There’s one thing that separates the greatest, most successful leaders from the rest. It’s the ability to deliver what Jim Collins, author of Good to Great, calls sustained excellence, or consistently high performance. It’s the mark of a level 5 leader, as he points out in an article on Harvard Business Review.
But sustaining excellence isn’t always easy. We all have days where everything seems to be in flow. We are able to work creatively, collaborate efficiently, make decisions quickly and generally get things done and achieve the results that we desire. Nothing feels better than those days.
But then there are the others. Almost invariably those highly productive days (or purple patches) are followed by days where we procrastinate, fail to find the right direction, and get stuck on unproductive tasks (like managing email and checking social media). Those days tend to leave us feeling demotivated and uninspired – and that’s a feeling that can last for days.
The difference between the greatest and most inspirational leaders, the most successful entrepreneurs, the most efficient managers and the most productive employees and everyone else is that they tend to have more great days than the average person. They turn in a consistent high performance no matter what they’re doing.
How can the rest of us approach that level of consistency? I believe there’s a lot we can do to set ourselves up to be more productive by taking a holistic approach.
Let’s start with your physical well-being. Ever tried delivering something big when you’re overtired, dehydrated or hungry? It just doesn’t work. You just can’t be productive and efficient if you’re unwell or lethargic. It might seem counterintuitive to schedule time to exercise, eat or rest when you have a huge deadline looming, but it isn’t. The better your level of rest and fitness, the more productive you will be. While you’re at it, eat right as often as possible. Aim for a balanced diet, including your five a day, vitamins and minerals, foods that enhance energy and brainpower naturally and adequate hydration.
Being a workaholic won’t help you perform at the highest level. Look at Richard Branson. The undeniably successful founder of the Virgin Group says: “My family means the world to me, much more so than business.” In other words, it’s important to have balance, and spending time with family and friends is part of that. If you neglect your personal life, then it may implode and you won’t be focused if you’re thinking about problems at home.

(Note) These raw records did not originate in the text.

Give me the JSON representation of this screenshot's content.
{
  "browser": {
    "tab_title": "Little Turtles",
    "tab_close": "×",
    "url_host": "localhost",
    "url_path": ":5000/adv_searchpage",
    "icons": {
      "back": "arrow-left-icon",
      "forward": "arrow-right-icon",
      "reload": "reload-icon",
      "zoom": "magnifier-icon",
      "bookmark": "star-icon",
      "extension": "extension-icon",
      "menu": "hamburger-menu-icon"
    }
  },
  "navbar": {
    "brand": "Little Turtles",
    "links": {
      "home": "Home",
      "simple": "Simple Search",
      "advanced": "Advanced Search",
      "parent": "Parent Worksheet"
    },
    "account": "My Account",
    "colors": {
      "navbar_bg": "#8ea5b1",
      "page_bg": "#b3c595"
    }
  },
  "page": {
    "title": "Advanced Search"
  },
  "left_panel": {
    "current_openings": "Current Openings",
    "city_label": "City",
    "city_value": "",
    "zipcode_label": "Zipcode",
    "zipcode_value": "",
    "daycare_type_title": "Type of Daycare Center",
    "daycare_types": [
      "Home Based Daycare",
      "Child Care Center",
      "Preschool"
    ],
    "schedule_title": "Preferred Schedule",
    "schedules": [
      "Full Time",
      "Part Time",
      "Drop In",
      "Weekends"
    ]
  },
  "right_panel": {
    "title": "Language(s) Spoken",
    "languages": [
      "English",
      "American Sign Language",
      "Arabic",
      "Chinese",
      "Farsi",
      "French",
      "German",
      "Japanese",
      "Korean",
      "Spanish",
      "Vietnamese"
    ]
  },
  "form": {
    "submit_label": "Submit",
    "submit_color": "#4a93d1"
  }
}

An outside interest is another part of being balanced. Whether that’s exercise, a sport, a hobby, listening to music, reading or something else, doing activities that aren’t work-related will relax you and free your mind. You’d be surprised how often this leads to creative solutions to business issues.
Think of your mind as a tool that can be enhanced (don’t worry; no artificial intelligence or robotic parts needed). To train your mind into productivity, try:
All of this improves focus, and that makes you more effective and efficient.
You can also train yourself to be productive. Take freelancers, for example. From the outside, it can look like they have a lifestyle that doesn’t require much actual work. But ask the most successful freelance professionals and you will find that they structure their time so they have blocks for writing, designing or coding, other blocks of time for coming up with ideas or fine tuning and others for research, email, social media and meetings. And when it’s time to do a particular activity, they do it, whether they feel like it or not. Over time, this creates the habit of producing on demand – in other words, productivity becomes a habit.
If you have a plan, it’s easier to succeed. As we have seen before, some of the most successful people kickstart their success by writing a short task list (3 to 5 items) and working their way through it methodically. Some of them even write it down the night before so they can hit the ground running in the morning. That takes care of short term tasks.
For the medium and long term, set goals that you can achieve weekly, monthly and annually. Review and check these off regularly so you know you are getting somewhere. This kind of structured approach enables you to perform well more consistently.
In Star Wars, Yoda said: “Do. Or do not. There is no try.” That applies equally to motivation. If you are only trying to be motivated, you’re not fully committed to the idea. On the other hand, if you decide you are motivated, then you are committed and things start to happen. It’s about mindset and putting the structures in place to support that mindset. Keep doing this and you will maintain a consistent level of motivation and therefore a consistent level of performance. That’s how you will get more purple patches.
You know one thing the most successful and productive people have in common? They found something that wasn’t quite good enough and changed it, like James Dyson and the vacuum cleaner. If you accept that something is good enough, you will never be great, says Jim Collins in Good to Great. Seth Godin says much the same; he urges marketers to be purple cows and stand out from the herd. If you want to be more productive and successful, then don’t settle for the status quo. Always question it and see how you can make improvements. That’s the best way to ensure you deliver an excellent performance, consistently.